** Opening Dataset entries block **
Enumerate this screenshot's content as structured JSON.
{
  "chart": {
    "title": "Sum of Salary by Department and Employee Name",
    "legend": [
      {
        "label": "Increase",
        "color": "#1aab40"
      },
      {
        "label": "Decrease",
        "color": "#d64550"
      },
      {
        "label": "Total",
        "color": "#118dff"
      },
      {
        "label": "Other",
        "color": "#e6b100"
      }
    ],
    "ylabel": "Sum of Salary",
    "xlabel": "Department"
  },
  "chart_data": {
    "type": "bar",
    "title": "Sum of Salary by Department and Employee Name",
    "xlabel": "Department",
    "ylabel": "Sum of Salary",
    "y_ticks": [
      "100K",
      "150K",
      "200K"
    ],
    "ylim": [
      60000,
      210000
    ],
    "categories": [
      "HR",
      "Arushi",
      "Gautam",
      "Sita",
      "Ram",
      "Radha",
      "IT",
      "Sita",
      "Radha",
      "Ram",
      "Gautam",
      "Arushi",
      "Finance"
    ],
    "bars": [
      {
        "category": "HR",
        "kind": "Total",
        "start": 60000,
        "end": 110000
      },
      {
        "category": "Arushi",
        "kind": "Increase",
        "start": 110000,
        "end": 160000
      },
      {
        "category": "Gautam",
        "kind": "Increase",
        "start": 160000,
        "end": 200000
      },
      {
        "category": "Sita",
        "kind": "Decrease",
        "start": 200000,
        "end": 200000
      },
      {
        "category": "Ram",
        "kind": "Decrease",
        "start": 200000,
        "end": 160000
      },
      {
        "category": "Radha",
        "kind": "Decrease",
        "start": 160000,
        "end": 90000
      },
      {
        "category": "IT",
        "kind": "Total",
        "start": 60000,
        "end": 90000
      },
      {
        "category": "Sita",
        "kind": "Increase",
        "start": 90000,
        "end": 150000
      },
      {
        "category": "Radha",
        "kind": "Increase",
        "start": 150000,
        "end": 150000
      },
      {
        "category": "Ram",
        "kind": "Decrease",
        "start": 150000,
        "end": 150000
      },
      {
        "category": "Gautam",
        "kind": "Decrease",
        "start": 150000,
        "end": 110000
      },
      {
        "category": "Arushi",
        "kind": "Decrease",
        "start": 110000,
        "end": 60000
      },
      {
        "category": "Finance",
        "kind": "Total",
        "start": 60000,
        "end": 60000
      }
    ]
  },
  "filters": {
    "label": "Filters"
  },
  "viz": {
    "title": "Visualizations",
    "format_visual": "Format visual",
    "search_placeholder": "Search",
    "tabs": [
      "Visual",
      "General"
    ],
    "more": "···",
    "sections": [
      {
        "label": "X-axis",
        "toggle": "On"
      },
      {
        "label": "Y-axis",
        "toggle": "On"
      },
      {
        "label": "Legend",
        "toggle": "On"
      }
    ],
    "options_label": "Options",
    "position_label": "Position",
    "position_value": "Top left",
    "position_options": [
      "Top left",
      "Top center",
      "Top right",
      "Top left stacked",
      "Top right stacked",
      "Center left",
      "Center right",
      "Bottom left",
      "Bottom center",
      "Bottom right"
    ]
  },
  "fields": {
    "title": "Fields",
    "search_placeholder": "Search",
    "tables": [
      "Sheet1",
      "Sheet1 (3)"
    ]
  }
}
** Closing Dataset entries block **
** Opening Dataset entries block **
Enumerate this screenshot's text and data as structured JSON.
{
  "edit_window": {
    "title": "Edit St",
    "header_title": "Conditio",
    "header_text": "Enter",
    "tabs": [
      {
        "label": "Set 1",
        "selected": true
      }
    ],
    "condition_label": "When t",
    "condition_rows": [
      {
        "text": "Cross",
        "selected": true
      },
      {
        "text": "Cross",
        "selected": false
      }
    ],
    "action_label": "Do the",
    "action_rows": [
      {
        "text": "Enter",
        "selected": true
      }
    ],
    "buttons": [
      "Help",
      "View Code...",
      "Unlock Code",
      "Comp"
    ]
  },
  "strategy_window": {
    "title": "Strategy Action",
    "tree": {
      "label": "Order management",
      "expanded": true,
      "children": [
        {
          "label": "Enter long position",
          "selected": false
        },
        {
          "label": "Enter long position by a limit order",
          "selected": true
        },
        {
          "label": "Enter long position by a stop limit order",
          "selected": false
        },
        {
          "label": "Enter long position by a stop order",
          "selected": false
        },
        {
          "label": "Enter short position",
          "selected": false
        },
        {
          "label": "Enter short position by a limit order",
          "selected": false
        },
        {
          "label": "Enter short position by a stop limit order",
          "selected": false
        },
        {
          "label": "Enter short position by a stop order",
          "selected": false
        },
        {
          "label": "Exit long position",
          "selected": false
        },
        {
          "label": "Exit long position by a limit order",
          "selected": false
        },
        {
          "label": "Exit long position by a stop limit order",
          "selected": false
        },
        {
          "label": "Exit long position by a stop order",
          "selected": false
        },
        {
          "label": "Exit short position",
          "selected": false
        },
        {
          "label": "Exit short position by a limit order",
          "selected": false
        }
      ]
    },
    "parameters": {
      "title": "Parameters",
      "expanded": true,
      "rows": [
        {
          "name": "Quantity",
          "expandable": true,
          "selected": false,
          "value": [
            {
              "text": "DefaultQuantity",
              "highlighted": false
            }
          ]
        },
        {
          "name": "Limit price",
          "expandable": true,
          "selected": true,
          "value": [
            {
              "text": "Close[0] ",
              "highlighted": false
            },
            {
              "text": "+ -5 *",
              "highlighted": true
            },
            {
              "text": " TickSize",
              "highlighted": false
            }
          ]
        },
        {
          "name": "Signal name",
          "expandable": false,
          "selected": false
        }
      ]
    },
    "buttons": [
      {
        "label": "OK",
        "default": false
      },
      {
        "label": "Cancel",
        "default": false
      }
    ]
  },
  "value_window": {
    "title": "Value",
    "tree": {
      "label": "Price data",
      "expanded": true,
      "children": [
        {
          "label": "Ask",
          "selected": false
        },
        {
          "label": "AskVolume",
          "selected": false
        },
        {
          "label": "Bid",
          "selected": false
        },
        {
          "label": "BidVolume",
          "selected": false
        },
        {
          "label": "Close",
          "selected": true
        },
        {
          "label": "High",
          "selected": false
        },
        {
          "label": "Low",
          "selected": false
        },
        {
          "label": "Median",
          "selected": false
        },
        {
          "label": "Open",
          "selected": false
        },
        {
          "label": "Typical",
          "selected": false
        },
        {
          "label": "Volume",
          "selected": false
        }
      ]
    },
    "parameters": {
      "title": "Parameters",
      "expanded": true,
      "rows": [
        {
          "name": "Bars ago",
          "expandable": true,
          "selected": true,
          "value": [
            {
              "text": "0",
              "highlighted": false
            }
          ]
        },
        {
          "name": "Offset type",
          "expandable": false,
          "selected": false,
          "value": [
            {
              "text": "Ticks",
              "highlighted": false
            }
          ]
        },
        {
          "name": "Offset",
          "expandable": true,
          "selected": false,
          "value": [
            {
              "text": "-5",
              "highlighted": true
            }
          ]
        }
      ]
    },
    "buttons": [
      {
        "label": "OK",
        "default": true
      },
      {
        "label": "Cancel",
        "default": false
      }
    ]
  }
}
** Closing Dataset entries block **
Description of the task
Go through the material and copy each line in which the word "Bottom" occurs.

Problem solution
      "Bottom left",
      "Bottom center",
      "Bottom right"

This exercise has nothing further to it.